DANA — Despite an Easter morning freeze that wiped out some early varieties, Henderson County apple growers are guardedly optimistic about this year’s crop and the market price.


“It’s real good,” Dana grower Tony Hill said of his crop. “I’ve got actually got one of the best crops I’ve ever had except in Polk County. In Polk County, it’s so dry. I actually saw an article in the Tryon Bulletin that said it’s the driest summer down there since 2006. The rainfall had only been 1.57 inches in the last three months where they gauge it down there. Fruit down there is half as big as what it is in Henderson County. It ought to be twice as big as what it is here. Other than that, the fruit in Henderson County looks great.”
The dry weather is a threat. If it doesn’t rain, apples may stop growing. That risks a demotion from the more profitable fresh apple market to juice apple status. Growers are just now ramping up picking of early varieties like Galas and Ginger golds.
“If it don’t rain soon the ground will start pulling the moisture back out of the apple and they won’t move,” Hill said. “They’ll just sit there and won’t get any bigger.”
Edneyville grower Greg Nix said he was pleased with his crop so far but didn’t have a sense yet of the market price for fresh apples or juice apples. "It's too early," he said.
Jerred Nix, another Edneyville grower, is picking a block of galas he and his father, Jeff, grew in a high-yield trellis system.
“They look extremely good,” he said. “Red Delicious are good, Romes are good, Grannies are good, Stamens are good. The Goldens are light and the Mutsus are light and the Fugis are light. Every grower you talk to has got a different crop” because the Easter freeze caused  spotty damage, heavily damaging some orchards and sparing others. “It’s the craziest year I’ve ever seen.”
Buyers for Peterson Farms, the largest privately owned fruit processor in Michigan, have been in Henderson County this week.
“They quoted 25 cents for Gala and 15 cent for Goldens,” Hill said.
Trey Enloe, president of the Blue Ridge Apple Growers, grows apples on Pilot Mountain in Edneyville.
“North Carolina has a little bit of an advantage getting a jump on the rest of the country so prices usually start out higher,” he said. “We’re definitely a little bit drier than we should be.”
The dry weather has reduced the disease pressure from moisture related fungus, he said.

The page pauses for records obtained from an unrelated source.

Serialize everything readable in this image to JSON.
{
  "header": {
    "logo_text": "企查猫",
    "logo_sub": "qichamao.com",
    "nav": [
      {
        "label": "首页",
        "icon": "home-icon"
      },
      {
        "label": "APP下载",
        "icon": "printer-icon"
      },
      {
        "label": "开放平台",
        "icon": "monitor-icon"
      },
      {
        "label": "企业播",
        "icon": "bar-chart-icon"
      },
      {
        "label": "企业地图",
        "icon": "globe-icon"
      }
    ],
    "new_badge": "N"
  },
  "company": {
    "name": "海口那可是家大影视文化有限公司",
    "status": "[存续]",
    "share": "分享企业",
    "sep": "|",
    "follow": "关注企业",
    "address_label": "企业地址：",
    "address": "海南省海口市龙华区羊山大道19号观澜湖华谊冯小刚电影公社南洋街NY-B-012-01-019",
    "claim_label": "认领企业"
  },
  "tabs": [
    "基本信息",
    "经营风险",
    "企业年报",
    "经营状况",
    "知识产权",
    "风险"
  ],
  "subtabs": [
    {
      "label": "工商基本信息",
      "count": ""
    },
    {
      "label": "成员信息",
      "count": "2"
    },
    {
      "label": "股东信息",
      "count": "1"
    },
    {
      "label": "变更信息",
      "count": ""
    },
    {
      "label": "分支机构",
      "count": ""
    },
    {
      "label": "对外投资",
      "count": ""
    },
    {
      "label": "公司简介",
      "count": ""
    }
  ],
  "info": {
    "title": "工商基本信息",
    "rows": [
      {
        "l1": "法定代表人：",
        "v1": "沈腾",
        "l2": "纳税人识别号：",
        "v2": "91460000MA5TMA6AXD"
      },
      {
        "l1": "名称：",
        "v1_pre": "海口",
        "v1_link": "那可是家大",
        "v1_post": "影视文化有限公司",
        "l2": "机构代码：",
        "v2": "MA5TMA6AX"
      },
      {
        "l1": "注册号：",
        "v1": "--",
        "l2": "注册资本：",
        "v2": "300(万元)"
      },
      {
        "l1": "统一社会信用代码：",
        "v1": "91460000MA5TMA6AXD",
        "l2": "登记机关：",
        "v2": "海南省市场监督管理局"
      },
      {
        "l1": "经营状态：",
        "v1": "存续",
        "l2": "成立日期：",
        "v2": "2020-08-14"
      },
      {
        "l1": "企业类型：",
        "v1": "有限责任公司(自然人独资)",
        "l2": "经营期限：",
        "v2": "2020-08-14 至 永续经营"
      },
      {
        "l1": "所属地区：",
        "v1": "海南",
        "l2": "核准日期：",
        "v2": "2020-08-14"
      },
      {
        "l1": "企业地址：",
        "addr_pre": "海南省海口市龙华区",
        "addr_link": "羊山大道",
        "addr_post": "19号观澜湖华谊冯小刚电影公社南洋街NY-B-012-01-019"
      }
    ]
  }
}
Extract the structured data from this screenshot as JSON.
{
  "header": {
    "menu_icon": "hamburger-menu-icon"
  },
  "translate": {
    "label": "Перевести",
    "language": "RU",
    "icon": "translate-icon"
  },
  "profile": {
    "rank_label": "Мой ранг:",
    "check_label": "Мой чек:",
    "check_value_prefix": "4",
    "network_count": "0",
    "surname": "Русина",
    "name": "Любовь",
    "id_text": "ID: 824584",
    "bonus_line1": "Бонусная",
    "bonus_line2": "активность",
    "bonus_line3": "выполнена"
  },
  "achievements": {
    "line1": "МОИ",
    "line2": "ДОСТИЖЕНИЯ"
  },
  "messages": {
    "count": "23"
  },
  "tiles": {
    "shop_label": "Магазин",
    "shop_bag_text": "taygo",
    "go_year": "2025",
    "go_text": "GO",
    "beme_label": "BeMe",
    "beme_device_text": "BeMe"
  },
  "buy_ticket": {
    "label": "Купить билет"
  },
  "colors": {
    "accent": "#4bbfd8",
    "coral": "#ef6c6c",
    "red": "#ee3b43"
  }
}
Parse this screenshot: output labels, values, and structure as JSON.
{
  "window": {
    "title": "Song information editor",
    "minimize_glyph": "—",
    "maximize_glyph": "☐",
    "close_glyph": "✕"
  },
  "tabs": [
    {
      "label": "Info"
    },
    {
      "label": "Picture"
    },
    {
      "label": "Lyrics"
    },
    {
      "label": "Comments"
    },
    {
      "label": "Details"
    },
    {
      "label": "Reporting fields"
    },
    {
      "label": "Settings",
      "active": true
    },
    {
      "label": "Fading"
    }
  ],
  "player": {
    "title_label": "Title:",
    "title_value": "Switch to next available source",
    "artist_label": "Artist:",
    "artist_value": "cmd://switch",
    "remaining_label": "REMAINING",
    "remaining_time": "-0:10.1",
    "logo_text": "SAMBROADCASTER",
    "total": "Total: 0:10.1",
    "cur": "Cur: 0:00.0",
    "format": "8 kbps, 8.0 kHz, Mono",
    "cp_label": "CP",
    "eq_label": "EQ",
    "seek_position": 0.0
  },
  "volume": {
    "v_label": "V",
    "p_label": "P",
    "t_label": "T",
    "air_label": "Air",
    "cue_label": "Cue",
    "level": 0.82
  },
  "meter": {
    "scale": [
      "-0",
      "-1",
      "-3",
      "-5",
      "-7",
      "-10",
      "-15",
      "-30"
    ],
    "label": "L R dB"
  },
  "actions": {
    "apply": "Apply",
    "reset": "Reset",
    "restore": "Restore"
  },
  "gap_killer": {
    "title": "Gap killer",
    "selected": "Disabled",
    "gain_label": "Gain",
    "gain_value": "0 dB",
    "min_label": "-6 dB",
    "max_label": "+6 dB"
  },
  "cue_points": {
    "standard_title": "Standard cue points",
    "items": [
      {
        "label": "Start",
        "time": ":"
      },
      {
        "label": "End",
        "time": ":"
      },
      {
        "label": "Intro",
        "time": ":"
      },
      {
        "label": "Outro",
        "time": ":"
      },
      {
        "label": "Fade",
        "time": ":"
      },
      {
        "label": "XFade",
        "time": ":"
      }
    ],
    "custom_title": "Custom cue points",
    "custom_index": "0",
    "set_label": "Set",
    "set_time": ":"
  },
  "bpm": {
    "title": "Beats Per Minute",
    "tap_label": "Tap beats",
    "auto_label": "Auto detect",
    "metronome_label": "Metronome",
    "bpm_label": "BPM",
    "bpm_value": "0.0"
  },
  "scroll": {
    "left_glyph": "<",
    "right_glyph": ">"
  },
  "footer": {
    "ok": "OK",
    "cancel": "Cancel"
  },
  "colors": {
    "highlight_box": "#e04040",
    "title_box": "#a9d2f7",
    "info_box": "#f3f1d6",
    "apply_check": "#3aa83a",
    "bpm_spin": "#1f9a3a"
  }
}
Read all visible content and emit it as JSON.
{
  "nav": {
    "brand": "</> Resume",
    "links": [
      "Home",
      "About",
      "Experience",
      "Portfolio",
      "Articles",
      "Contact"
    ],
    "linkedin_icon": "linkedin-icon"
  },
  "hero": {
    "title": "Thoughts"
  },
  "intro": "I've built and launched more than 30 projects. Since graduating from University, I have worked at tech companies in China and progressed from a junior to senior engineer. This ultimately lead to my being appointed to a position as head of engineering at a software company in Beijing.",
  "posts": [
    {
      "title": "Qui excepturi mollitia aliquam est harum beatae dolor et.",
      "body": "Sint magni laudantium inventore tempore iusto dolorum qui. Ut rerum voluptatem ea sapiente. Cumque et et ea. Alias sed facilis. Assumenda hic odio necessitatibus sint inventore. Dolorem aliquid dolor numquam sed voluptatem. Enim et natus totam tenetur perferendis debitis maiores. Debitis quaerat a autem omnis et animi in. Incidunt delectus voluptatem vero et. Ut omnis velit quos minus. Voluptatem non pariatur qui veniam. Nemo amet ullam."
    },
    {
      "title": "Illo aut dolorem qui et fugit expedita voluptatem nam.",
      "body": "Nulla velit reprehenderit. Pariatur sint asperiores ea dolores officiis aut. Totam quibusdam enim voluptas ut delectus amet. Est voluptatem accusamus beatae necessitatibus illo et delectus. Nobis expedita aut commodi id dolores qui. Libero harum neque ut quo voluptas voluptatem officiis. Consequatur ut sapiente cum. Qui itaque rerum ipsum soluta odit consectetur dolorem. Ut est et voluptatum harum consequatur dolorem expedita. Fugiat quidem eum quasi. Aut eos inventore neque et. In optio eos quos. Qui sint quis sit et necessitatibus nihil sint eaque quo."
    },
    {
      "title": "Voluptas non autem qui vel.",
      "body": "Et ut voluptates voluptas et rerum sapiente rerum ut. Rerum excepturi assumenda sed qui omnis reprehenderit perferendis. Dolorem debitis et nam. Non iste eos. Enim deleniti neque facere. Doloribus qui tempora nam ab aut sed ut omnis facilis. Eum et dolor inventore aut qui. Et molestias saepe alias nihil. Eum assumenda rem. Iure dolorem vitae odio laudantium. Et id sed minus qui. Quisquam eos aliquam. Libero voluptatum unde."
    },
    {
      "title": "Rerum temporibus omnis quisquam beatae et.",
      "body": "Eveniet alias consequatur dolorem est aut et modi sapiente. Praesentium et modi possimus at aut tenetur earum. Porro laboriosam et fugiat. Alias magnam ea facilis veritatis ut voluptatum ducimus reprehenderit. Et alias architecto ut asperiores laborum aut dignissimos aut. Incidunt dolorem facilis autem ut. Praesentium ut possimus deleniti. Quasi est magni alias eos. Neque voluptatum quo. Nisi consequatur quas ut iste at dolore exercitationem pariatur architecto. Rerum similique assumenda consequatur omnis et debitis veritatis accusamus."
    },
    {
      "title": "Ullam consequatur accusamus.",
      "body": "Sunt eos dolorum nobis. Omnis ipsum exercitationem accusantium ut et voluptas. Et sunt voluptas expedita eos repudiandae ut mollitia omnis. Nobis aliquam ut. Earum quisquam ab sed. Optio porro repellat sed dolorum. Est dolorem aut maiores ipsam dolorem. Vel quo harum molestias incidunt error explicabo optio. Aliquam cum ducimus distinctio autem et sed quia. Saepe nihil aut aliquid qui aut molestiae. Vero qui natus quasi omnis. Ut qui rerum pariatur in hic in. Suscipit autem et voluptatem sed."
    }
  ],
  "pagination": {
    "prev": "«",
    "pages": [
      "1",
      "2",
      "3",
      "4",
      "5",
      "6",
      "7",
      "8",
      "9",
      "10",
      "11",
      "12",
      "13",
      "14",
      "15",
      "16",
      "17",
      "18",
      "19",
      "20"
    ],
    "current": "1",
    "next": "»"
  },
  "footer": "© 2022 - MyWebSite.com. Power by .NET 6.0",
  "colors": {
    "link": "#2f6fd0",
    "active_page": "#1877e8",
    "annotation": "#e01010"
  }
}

Apple farmers gathered Tuesday evening for a pre-harvest tour at the Dana farm of Wayne Pace said their crop looks good so far. Barring hailstorms, continued drought or a market plunge, they thought the harvest and income would be good.